### [ABOUT THIS TASK]
Restate the listing below word for word; no picture is to be carried over.

### [INFORMATION PROVIDED]
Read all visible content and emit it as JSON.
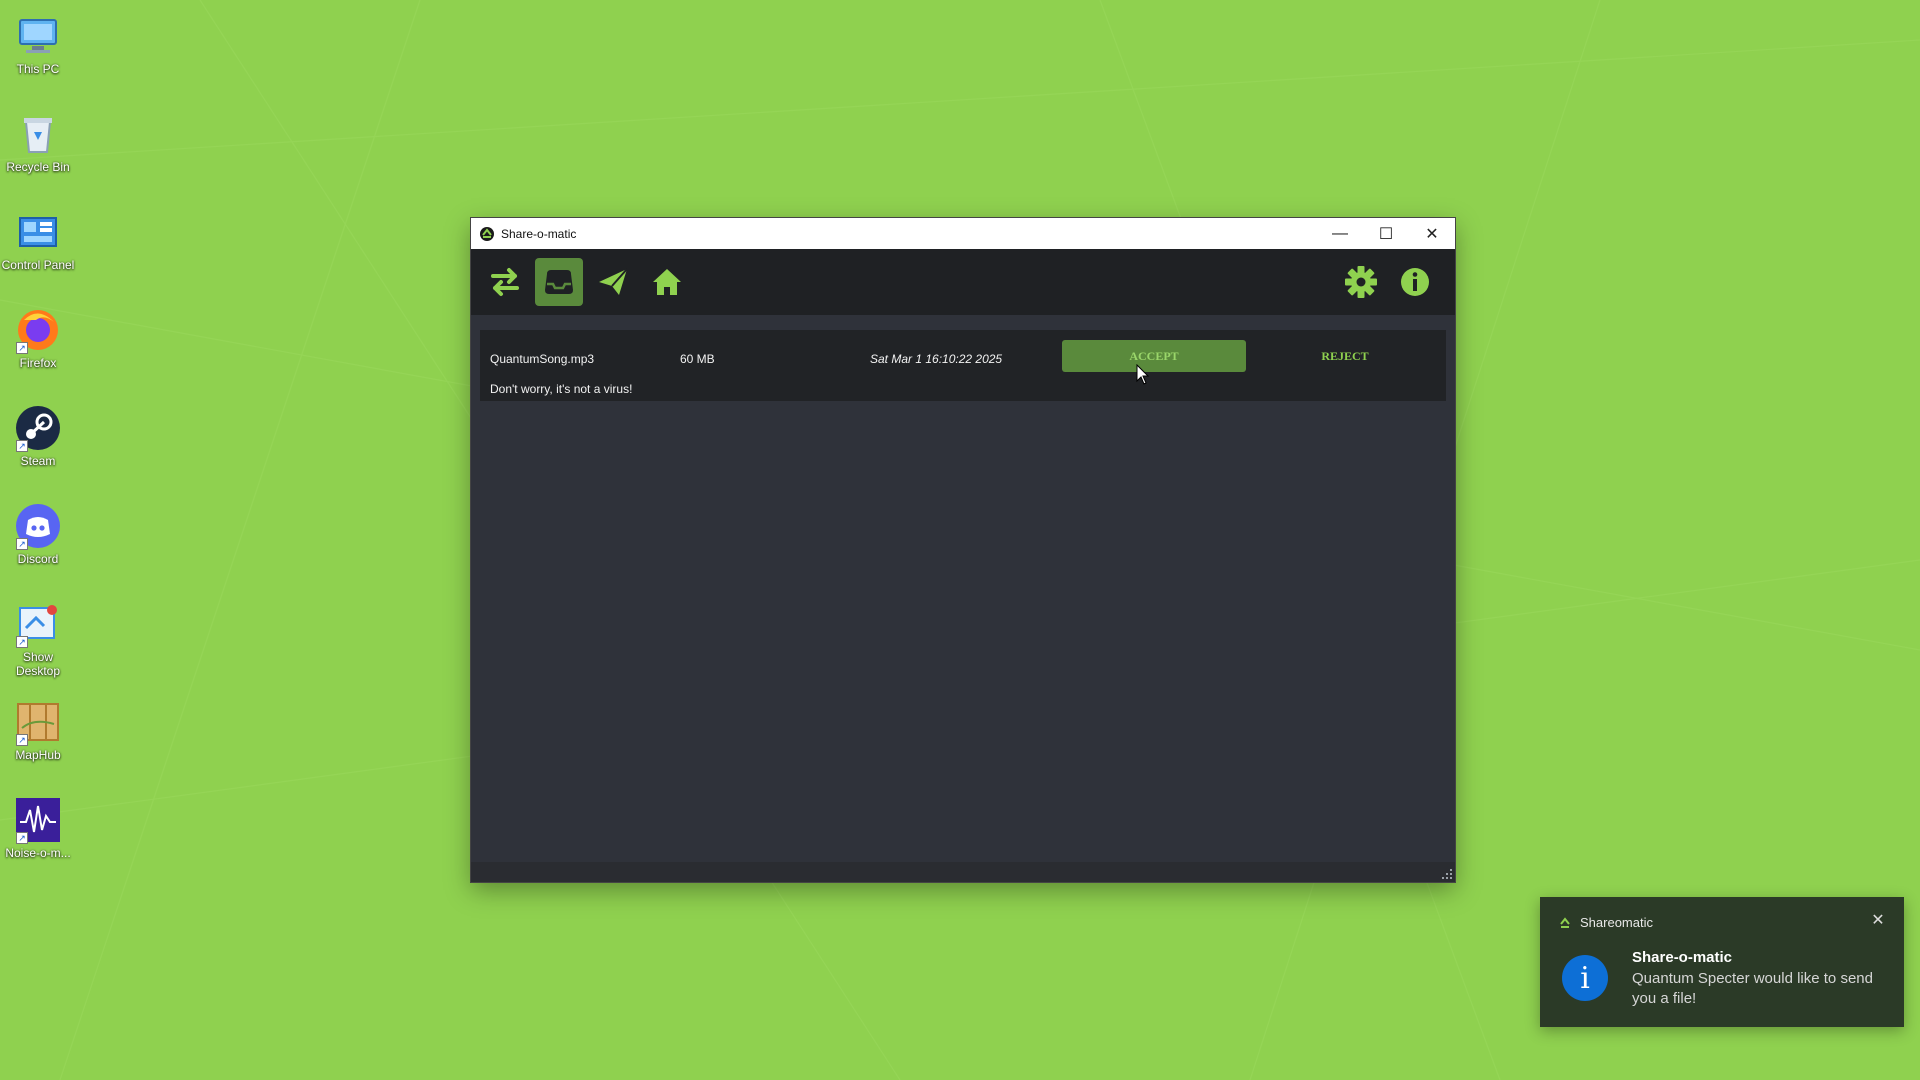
{
  "desktop": {
    "icons": [
      {
        "label": "This PC",
        "icon": "computer-icon"
      },
      {
        "label": "Recycle Bin",
        "icon": "recycle-bin-icon"
      },
      {
        "label": "Control Panel",
        "icon": "control-panel-icon"
      },
      {
        "label": "Firefox",
        "icon": "firefox-icon"
      },
      {
        "label": "Steam",
        "icon": "steam-icon"
      },
      {
        "label": "Discord",
        "icon": "discord-icon"
      },
      {
        "label": "Show Desktop",
        "icon": "show-desktop-icon"
      },
      {
        "label": "MapHub",
        "icon": "map-icon"
      },
      {
        "label": "Noise-o-m...",
        "icon": "audio-wave-icon"
      }
    ]
  },
  "window": {
    "title": "Share-o-matic",
    "controls": {
      "minimize": "—",
      "maximize": "☐",
      "close": "✕"
    },
    "toolbar": {
      "tabs": [
        {
          "icon": "transfer-arrows-icon",
          "active": false
        },
        {
          "icon": "inbox-icon",
          "active": true
        },
        {
          "icon": "send-plane-icon",
          "active": false
        },
        {
          "icon": "home-icon",
          "active": false
        }
      ],
      "right": [
        {
          "icon": "gear-icon"
        },
        {
          "icon": "info-icon"
        }
      ],
      "accent": "#8fd14f"
    },
    "transfer": {
      "filename": "QuantumSong.mp3",
      "size": "60 MB",
      "date": "Sat Mar 1 16:10:22 2025",
      "message": "Don't worry, it's not a virus!",
      "accept_label": "ACCEPT",
      "reject_label": "REJECT"
    }
  },
  "toast": {
    "app": "Shareomatic",
    "title": "Share-o-matic",
    "message": "Quantum Specter would like to send you a file!",
    "icon": "info-icon",
    "close": "✕"
  }
}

### [SOLUTION TO THIS EXERCISE]
Read all visible content and emit it as JSON.
{
  "desktop": {
    "icons": [
      {
        "label": "This PC",
        "icon": "computer-icon"
      },
      {
        "label": "Recycle Bin",
        "icon": "recycle-bin-icon"
      },
      {
        "label": "Control Panel",
        "icon": "control-panel-icon"
      },
      {
        "label": "Firefox",
        "icon": "firefox-icon"
      },
      {
        "label": "Steam",
        "icon": "steam-icon"
      },
      {
        "label": "Discord",
        "icon": "discord-icon"
      },
      {
        "label": "Show Desktop",
        "icon": "show-desktop-icon"
      },
      {
        "label": "MapHub",
        "icon": "map-icon"
      },
      {
        "label": "Noise-o-m...",
        "icon": "audio-wave-icon"
      }
    ]
  },
  "window": {
    "title": "Share-o-matic",
    "controls": {
      "minimize": "—",
      "maximize": "☐",
      "close": "✕"
    },
    "toolbar": {
      "tabs": [
        {
          "icon": "transfer-arrows-icon",
          "active": false
        },
        {
          "icon": "inbox-icon",
          "active": true
        },
        {
          "icon": "send-plane-icon",
          "active": false
        },
        {
          "icon": "home-icon",
          "active": false
        }
      ],
      "right": [
        {
          "icon": "gear-icon"
        },
        {
          "icon": "info-icon"
        }
      ],
      "accent": "#8fd14f"
    },
    "transfer": {
      "filename": "QuantumSong.mp3",
      "size": "60 MB",
      "date": "Sat Mar 1 16:10:22 2025",
      "message": "Don't worry, it's not a virus!",
      "accept_label": "ACCEPT",
      "reject_label": "REJECT"
    }
  },
  "toast": {
    "app": "Shareomatic",
    "title": "Share-o-matic",
    "message": "Quantum Specter would like to send you a file!",
    "icon": "info-icon",
    "close": "✕"
  }
}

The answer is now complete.